Sometimes the term "counselling" is used to refer to talking therapies in general, but counselling is also a type of therapy in its own right.
Counselling can help you cope with:
- a mental health condition, such as depression, anxiety or an eating disorder
- an upsetting physical health condition
- a difficult life event, such as a bereavement, a relationship breakdown or work-related stress
- difficult emotions – for example, low self-esteem or anger or feelings of emptiness.
What to expect from counselling
To begin, you will meet with a therapist who will offer a meeting for an assessment or a telephone consultation this will give opportunity to explore how counselling can work for you and what to expect from counselling if you decide to go ahead.
You will be encouraged to talk about what you have been struggling with and from this together set therapy goals and objectives.
The therapist can help you gain a better understanding of your feelings and thought processes, and find your own solutions to problems. Therapists won't give advice or tell you what to do.
Counselling can take place:
- face to face
- in a group
- over the phone
- by email
- online through live chat services (learn more about online tools for mental health)
It can take a number of sessions before you start to see progress, but you should gradually start to feel better with the help and support of your therapist.
Can you get free counselling on the NHS?
You can get free psychological therapies, including counselling for depression, on the NHS.

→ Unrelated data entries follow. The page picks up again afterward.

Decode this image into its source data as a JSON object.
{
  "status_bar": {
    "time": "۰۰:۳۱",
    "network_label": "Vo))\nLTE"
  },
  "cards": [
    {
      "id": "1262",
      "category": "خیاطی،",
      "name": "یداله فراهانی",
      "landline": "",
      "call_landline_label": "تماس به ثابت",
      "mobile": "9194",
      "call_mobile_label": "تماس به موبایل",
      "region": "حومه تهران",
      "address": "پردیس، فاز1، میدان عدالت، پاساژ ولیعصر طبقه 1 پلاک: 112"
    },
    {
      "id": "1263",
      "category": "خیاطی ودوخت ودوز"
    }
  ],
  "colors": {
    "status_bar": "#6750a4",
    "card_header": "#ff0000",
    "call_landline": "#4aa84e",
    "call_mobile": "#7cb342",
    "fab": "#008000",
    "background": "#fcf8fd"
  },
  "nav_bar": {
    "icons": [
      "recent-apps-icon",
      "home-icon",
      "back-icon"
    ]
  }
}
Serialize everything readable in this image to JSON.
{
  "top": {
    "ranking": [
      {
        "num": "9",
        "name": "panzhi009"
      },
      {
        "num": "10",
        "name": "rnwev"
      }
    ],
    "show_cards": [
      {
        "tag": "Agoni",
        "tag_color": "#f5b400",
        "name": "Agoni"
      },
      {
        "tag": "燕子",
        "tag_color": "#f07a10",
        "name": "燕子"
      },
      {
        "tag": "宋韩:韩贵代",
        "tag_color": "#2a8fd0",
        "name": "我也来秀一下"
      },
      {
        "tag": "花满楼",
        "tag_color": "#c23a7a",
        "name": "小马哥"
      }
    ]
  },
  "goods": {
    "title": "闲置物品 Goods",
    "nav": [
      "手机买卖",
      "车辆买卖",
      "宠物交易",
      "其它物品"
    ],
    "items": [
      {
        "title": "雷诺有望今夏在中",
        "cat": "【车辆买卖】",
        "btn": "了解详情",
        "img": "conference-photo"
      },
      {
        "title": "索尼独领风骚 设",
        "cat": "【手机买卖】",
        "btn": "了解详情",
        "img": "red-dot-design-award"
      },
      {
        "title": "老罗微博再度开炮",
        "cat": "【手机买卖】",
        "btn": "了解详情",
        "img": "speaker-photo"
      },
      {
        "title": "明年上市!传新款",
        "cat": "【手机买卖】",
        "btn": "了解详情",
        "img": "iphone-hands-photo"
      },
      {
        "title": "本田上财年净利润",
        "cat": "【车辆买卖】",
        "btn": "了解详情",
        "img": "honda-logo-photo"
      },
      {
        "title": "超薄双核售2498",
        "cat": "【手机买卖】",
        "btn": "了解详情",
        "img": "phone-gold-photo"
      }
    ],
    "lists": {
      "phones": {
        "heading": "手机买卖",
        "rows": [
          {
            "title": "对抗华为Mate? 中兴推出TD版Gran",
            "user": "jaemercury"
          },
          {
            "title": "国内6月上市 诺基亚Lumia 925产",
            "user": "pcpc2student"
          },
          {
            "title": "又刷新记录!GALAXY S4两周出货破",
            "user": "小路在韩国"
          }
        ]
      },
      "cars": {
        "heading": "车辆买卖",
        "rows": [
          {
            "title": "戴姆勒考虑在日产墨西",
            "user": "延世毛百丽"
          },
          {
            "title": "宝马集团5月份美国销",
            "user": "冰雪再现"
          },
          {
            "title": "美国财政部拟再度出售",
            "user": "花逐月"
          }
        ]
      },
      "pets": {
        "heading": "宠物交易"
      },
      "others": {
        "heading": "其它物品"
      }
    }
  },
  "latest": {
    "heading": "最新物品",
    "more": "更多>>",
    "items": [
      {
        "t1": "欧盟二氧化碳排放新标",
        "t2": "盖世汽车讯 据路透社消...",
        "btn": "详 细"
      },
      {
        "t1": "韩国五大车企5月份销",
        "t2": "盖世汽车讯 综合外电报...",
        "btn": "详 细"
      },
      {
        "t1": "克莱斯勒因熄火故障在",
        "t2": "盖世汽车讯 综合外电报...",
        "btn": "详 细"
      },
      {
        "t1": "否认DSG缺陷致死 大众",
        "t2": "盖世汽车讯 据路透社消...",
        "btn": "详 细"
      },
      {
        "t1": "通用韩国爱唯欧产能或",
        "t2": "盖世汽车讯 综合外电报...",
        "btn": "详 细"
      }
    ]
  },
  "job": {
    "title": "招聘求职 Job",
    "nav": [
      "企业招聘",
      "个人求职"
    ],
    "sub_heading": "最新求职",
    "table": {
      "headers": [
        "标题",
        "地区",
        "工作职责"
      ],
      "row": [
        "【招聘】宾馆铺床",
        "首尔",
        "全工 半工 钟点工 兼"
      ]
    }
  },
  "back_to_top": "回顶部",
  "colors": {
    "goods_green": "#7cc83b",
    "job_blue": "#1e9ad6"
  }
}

You don't need a referral from your GP.
You can refer yourself directly to a psychological therapies service.
Or you can get a referral from your GP if you prefer.
Find out more about free psychological therapies on the NHS.

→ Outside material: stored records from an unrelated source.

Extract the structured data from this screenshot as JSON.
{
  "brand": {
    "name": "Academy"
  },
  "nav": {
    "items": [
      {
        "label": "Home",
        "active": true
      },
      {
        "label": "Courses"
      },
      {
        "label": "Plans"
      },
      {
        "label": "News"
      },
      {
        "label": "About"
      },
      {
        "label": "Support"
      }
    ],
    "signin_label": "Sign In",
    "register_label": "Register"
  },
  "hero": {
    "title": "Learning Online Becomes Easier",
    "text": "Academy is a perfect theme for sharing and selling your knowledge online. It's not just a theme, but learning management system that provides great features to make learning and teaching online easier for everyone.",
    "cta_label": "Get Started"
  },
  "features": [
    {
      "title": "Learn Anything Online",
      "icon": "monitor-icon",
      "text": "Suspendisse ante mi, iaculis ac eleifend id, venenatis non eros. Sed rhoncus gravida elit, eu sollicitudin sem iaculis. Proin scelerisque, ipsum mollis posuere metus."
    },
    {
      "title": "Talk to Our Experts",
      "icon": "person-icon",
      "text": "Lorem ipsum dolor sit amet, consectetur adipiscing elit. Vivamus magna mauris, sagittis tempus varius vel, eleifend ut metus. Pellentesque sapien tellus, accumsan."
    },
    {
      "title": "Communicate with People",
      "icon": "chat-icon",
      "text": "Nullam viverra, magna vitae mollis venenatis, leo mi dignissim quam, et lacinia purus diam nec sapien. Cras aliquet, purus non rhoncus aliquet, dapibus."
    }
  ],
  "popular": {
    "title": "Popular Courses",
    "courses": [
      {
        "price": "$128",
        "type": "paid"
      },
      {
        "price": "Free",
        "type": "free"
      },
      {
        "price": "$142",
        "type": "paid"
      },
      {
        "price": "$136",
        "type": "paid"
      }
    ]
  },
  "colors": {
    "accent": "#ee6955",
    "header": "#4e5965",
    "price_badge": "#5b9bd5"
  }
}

If you decide to pay to see a private therapist, make sure they're qualified and you feel comfortable with them.
The cost of private counselling can vary depending on where you live.

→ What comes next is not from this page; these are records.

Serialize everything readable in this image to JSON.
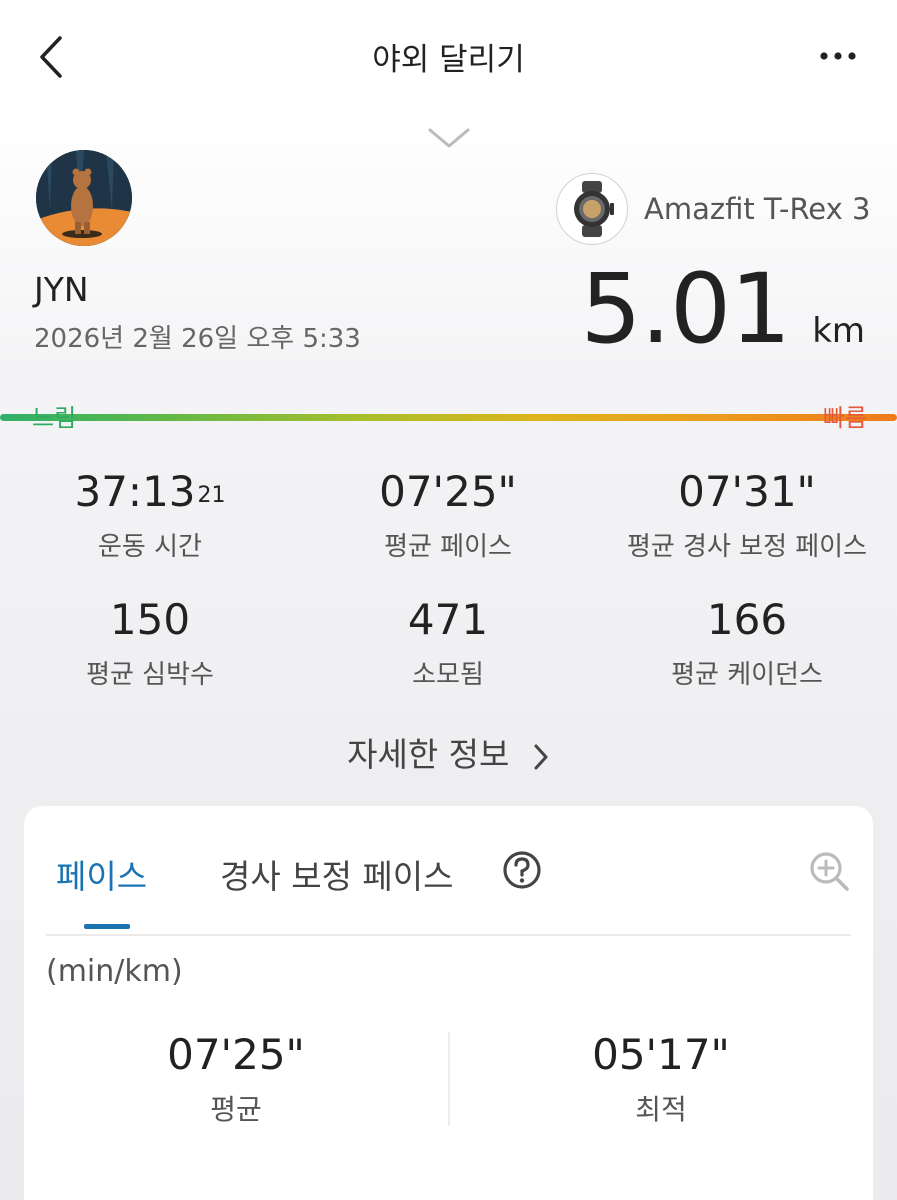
{
  "header": {
    "title": "야외 달리기"
  },
  "profile": {
    "username": "JYN",
    "datetime": "2026년 2월 26일 오후 5:33"
  },
  "device": {
    "name": "Amazfit T-Rex 3"
  },
  "distance": {
    "value": "5.01",
    "unit": "km"
  },
  "pace_scale": {
    "slow_label": "느림",
    "fast_label": "빠름"
  },
  "stats": [
    {
      "value": "37:13",
      "sup": "21",
      "label": "운동 시간"
    },
    {
      "value": "07'25\"",
      "label": "평균 페이스"
    },
    {
      "value": "07'31\"",
      "label": "평균 경사 보정 페이스"
    },
    {
      "value": "150",
      "label": "평균 심박수"
    },
    {
      "value": "471",
      "label": "소모됨"
    },
    {
      "value": "166",
      "label": "평균 케이던스"
    }
  ],
  "details_link": {
    "label": "자세한 정보"
  },
  "pace_card": {
    "tabs": [
      {
        "label": "페이스",
        "active": true
      },
      {
        "label": "경사 보정 페이스",
        "active": false
      }
    ],
    "unit": "(min/km)",
    "summary": [
      {
        "value": "07'25\"",
        "label": "평균"
      },
      {
        "value": "05'17\"",
        "label": "최적"
      }
    ]
  },
  "colors": {
    "accent": "#1a74b3",
    "slow": "#2dac61",
    "fast": "#e5593a"
  },
  "icons": [
    "back-arrow-icon",
    "more-icon",
    "chevron-down-icon",
    "watch-icon",
    "chevron-right-icon",
    "help-icon",
    "zoom-in-icon"
  ]
}
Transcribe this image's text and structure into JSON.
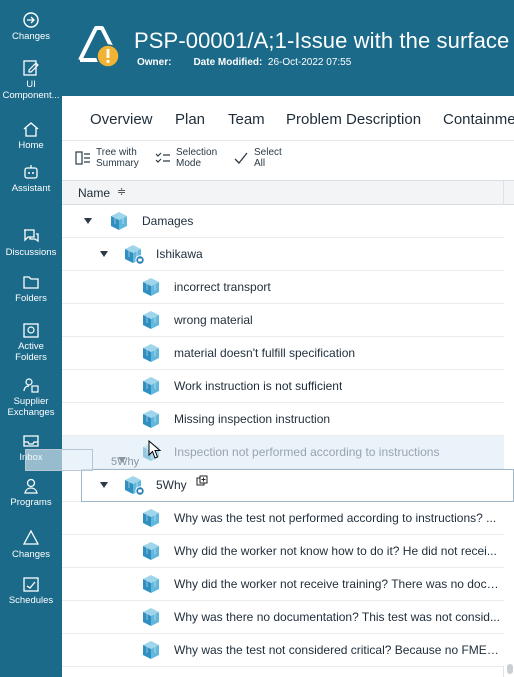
{
  "nav": {
    "items": [
      {
        "label": "Changes",
        "icon": "changes-icon"
      },
      {
        "label": "UI\nComponent...",
        "icon": "ui-component-icon"
      },
      {
        "label": "Home",
        "icon": "home-icon"
      },
      {
        "label": "Assistant",
        "icon": "assistant-icon"
      },
      {
        "label": "Discussions",
        "icon": "discussions-icon"
      },
      {
        "label": "Folders",
        "icon": "folder-icon"
      },
      {
        "label": "Active\nFolders",
        "icon": "active-folders-icon"
      },
      {
        "label": "Supplier\nExchanges",
        "icon": "supplier-exchanges-icon"
      },
      {
        "label": "Inbox",
        "icon": "inbox-icon"
      },
      {
        "label": "Programs",
        "icon": "programs-icon"
      },
      {
        "label": "Changes",
        "icon": "change-triangle-icon"
      },
      {
        "label": "Schedules",
        "icon": "schedules-icon"
      }
    ]
  },
  "header": {
    "title": "PSP-00001/A;1-Issue with the surface",
    "owner_label": "Owner:",
    "date_label": "Date Modified:",
    "date_value": "26-Oct-2022 07:55"
  },
  "tabs": [
    "Overview",
    "Plan",
    "Team",
    "Problem Description",
    "Containme"
  ],
  "toolbar": {
    "tree_summary": "Tree with\nSummary",
    "selection_mode": "Selection\nMode",
    "select_all": "Select\nAll"
  },
  "table": {
    "name_header": "Name",
    "sort_symbol": "≑"
  },
  "tree": [
    {
      "label": "Damages",
      "level": 0,
      "expandable": true
    },
    {
      "label": "Ishikawa",
      "level": 1,
      "expandable": true
    },
    {
      "label": "incorrect transport",
      "level": 2
    },
    {
      "label": "wrong material",
      "level": 2
    },
    {
      "label": "material doesn't fulfill specification",
      "level": 2
    },
    {
      "label": "Work instruction is not sufficient",
      "level": 2
    },
    {
      "label": "Missing inspection instruction",
      "level": 2
    },
    {
      "label": "Inspection not performed according to instructions",
      "level": 2,
      "ghost": true
    },
    {
      "label": "5Why",
      "level": 1,
      "expandable": true
    },
    {
      "label": "Why was the test not performed according to instructions? ...",
      "level": 2
    },
    {
      "label": "Why did the worker not know how to do it? He did not recei...",
      "level": 2
    },
    {
      "label": "Why did the worker not receive training? There was no docu...",
      "level": 2
    },
    {
      "label": "Why was there no documentation? This test was not consid...",
      "level": 2
    },
    {
      "label": "Why was the test not considered critical? Because no FMEA ...",
      "level": 2
    }
  ],
  "drag": {
    "label": "5Why"
  }
}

Many private therapists offer an initial free session and lower rates for students, job seekers and those on low wages.
You should ask about charges and agree a price before starting a course of counselling.
Charities and voluntary organisations
Some charities and voluntary organisations also offer counselling. These organisations usually specialise in a particular area, such as couples counselling, bereavement or family guidance.
You don't need a referral from your GP for an appointment for these services, but you may have to pay a fee to cover the cost of your sessions.
Charities that may offer counselling include:
- Cruse Bereavement Care – for bereavement advice and support
- Rape Crisis England and Wales – for women and girls who have been raped or sexually abused
- Relate – for relationship advice and counselling
- Samaritans – for people to talk about whatever's troubling them at any time
- Victim Support – for victims and witnesses of crime
- You may also be able to access support groups through your local community, church or social services.
Finding a qualified therapist
As counselling involves talking about sensitive issues and revealing personal thoughts and feelings, your counsellor should be experienced and professionally qualified.